We live in a world where information is currency, but it is a currency that has a shelf-life measured in minutes. The five seconds it takes to tweet a piece of previously-secret information is all it takes for it to be completely worthless. Everyone has access to it now due to viral messaging. But that wasn’t always the case. Secrets-holders used to be able to put the genie back in the bottle. Through delaying, denying and denigrating, the powerful could make those scoops go away. Could wait it out until the media became interested in something else.

Today though? Just ask Anthony Weiner about putting the genie back in the bottle. Once information is released, it is released. Full stop.

The problem with this, and the reason for today’s post is because some crisis communications folks still think that they can unring bells.
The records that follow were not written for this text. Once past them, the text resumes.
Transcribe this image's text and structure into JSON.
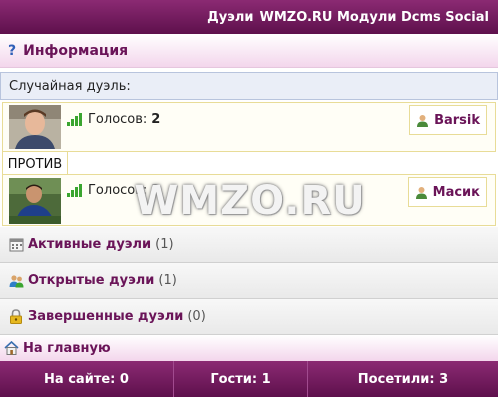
{
  "header": {
    "title": "Дуэли",
    "site": "WMZO.RU Модули Dcms Social"
  },
  "info": {
    "label": "Информация",
    "icon": "question-icon"
  },
  "random_duel": {
    "title": "Случайная дуэль:",
    "versus_label": "ПРОТИВ",
    "participants": [
      {
        "name": "Barsik",
        "votes_label": "Голосов:",
        "votes": "2"
      },
      {
        "name": "Масик",
        "votes_label": "Голосов:",
        "votes": "2"
      }
    ]
  },
  "watermark": "WMZO.RU",
  "menu": [
    {
      "label": "Активные дуэли",
      "count": "(1)",
      "icon": "calendar-icon"
    },
    {
      "label": "Открытые дуэли",
      "count": "(1)",
      "icon": "users-icon"
    },
    {
      "label": "Завершенные дуэли",
      "count": "(0)",
      "icon": "lock-icon"
    }
  ],
  "home": {
    "label": "На главную",
    "icon": "home-icon"
  },
  "footer": {
    "online": "На сайте: 0",
    "guests": "Гости: 1",
    "visitors": "Посетили: 3"
  },
  "colors": {
    "brand": "#6a1458",
    "header_bg": "#7a1f66",
    "signal": "#3aa530"
  }
}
That they can delay, deny and denigrate until the story has blown over. Today we’re talking about our friends at Star Alliance, and this picture:

thai airlines

It’s an image taken after a Thai Airlines jet had a problem landing at an airport in Bangkok, Thailand. Things went wrong, as they sometimes do, and 14 people ended up in the hospital. No big deal, right? Now look at the jet, and try to find the Thai Airlines logo. If you look at the jet in the air behind it, you’ll see the logo, up front, above the windows. But not on our crashed jet. According to a spokesperson:

Thai Airways official Smud Poom-On said that “blurring the logo” after an accident was a recommendation from Star Alliance known as the “crisis communication rule,” meant to protect the image of both the airline and other members of Star Alliance.

And this is what I mean by secrets aren’t for very long. All it took was one person to see the absurdity of the situation and snap a picture of a similarly-colored and painted jet in the background to demonstrate how useless an effort covering up the logo of the airlines was.

That was supposed to be the end of the story, but writing this made me think about if I’d seen this before. I never had (some crisis communication rule, eh?), even in plane crashes of other Star Alliance airlines, like United or US Air or, I don’t know, Asiana Airlines (and their very recognizable and definitely not painted over logo). Why the difference in tactics?